What I think rings even truer in her second book, a collection of essays, And These Are the Good Times, is the “fever dream” bit. What struck me reading this collection, which is mostly memoir, is the intimacy she establishes with the reader. She has a way of breaking down the distance between herself and the reader. It’s as if she’s whispering her fever dream into our ear as it’s occurring. It is intimacy and immediacy, it has the urgency of gossip and the musicality of art. On first reading, you get the sense that she is discovering the truths she reveals at the same time you are; it’s only on subsequent readings when you realize and appreciate how well the pieces are crafted and structured. McNair teaches writing at the university level, and while it’s clear that she practices what she teaches, it’s also clear that she has a gift that cannot be taught, that transcends craft.
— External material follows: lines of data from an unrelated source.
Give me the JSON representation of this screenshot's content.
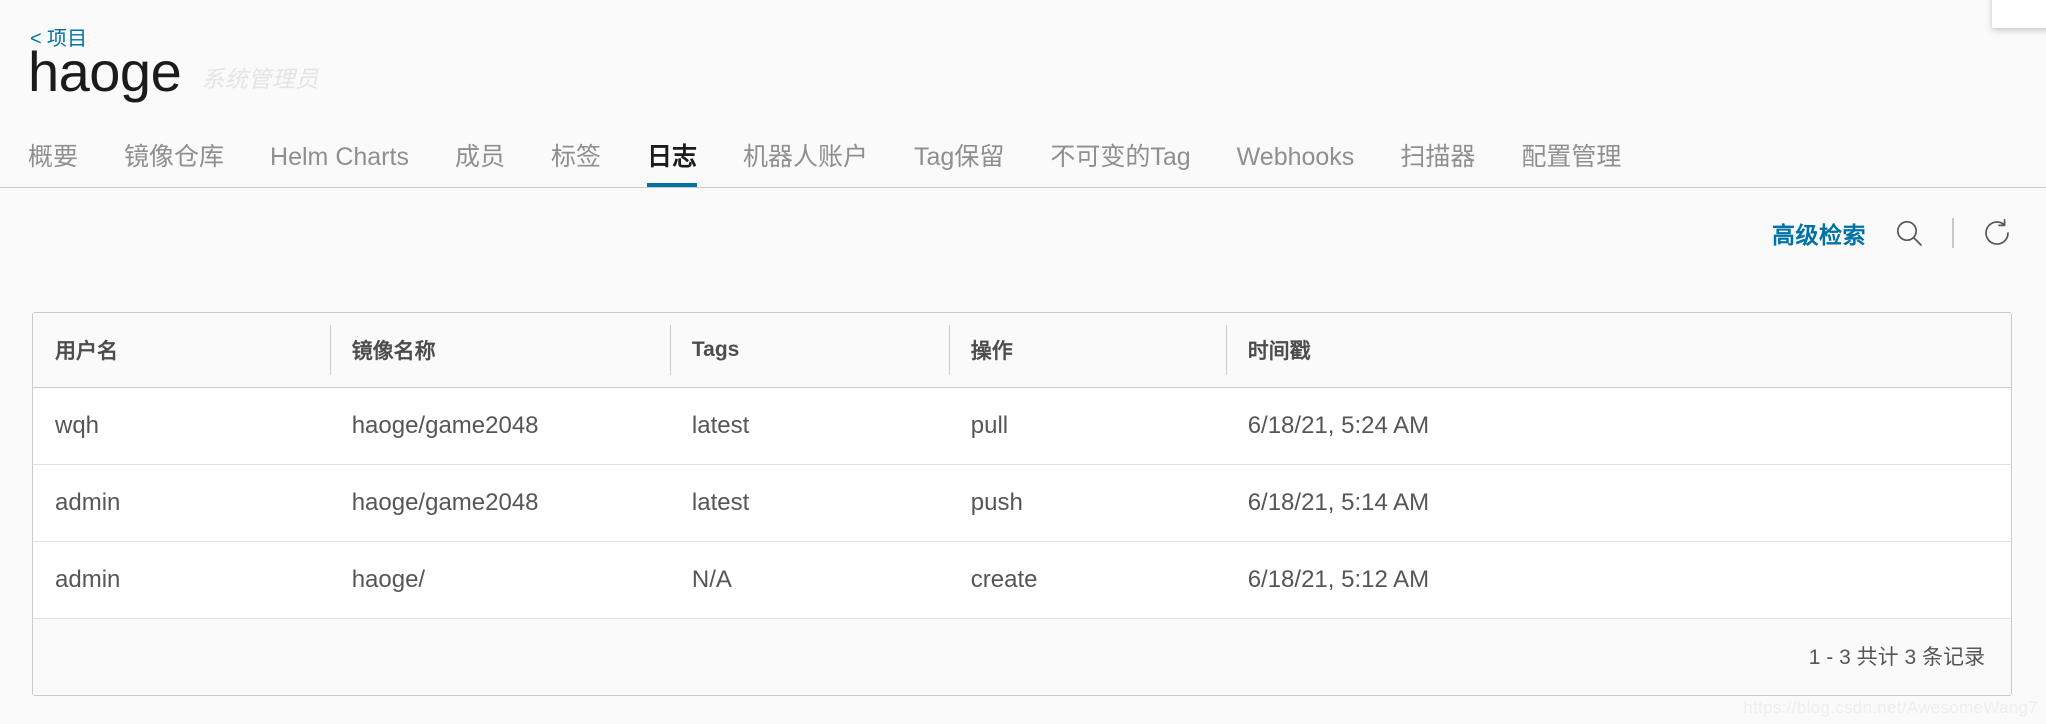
{
  "header": {
    "breadcrumb_chevron": "<",
    "breadcrumb_label": "项目",
    "project_name": "haoge",
    "project_role": "系统管理员"
  },
  "tabs": [
    {
      "label": "概要",
      "active": false
    },
    {
      "label": "镜像仓库",
      "active": false
    },
    {
      "label": "Helm Charts",
      "active": false
    },
    {
      "label": "成员",
      "active": false
    },
    {
      "label": "标签",
      "active": false
    },
    {
      "label": "日志",
      "active": true
    },
    {
      "label": "机器人账户",
      "active": false
    },
    {
      "label": "Tag保留",
      "active": false
    },
    {
      "label": "不可变的Tag",
      "active": false
    },
    {
      "label": "Webhooks",
      "active": false
    },
    {
      "label": "扫描器",
      "active": false
    },
    {
      "label": "配置管理",
      "active": false
    }
  ],
  "toolbar": {
    "advanced_search_label": "高级检索",
    "search_icon": "search-icon",
    "refresh_icon": "refresh-icon"
  },
  "table": {
    "columns": [
      "用户名",
      "镜像名称",
      "Tags",
      "操作",
      "时间戳"
    ],
    "rows": [
      {
        "username": "wqh",
        "repository": "haoge/game2048",
        "tags": "latest",
        "operation": "pull",
        "timestamp": "6/18/21, 5:24 AM"
      },
      {
        "username": "admin",
        "repository": "haoge/game2048",
        "tags": "latest",
        "operation": "push",
        "timestamp": "6/18/21, 5:14 AM"
      },
      {
        "username": "admin",
        "repository": "haoge/",
        "tags": "N/A",
        "operation": "create",
        "timestamp": "6/18/21, 5:12 AM"
      }
    ],
    "pagination_label": "1 - 3 共计 3 条记录"
  },
  "watermark": "https://blog.csdn.net/AwesomeWang7",
  "colors": {
    "accent": "#0072a3",
    "text": "#565656",
    "border": "#cccccc",
    "page_bg": "#fafafa"
  }
}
I hold The Temple of Air in such high esteem that a part of me was reluctant to dive into And These Are the Good Times. There was no way I thought her non-fiction could approach her fiction. Boy, did I get that wrong! Turns out that the same things that make her fiction so compelling also apply to her non-fiction. Things like just the right and right amount of detail, her sense of place and time, and awareness of the connective tissue that tethers us to one another, and what happens when that tissue is severed, the free-fall we all tumble into at different times in our lives. This is the goal of any storyteller, fiction or non, to share something personal and remarkable, and ignite a flash of recognition in the reader’s awareness. In doing so, the storyteller is bestowing upon the reader the greatest gift of all: the awareness that, at least for that moment, he or she is not alone. The depths and the frequency of the truths McNair shares in And These Are the Good Times are evidence of more than artistry, it’s testament to a generosity of soul.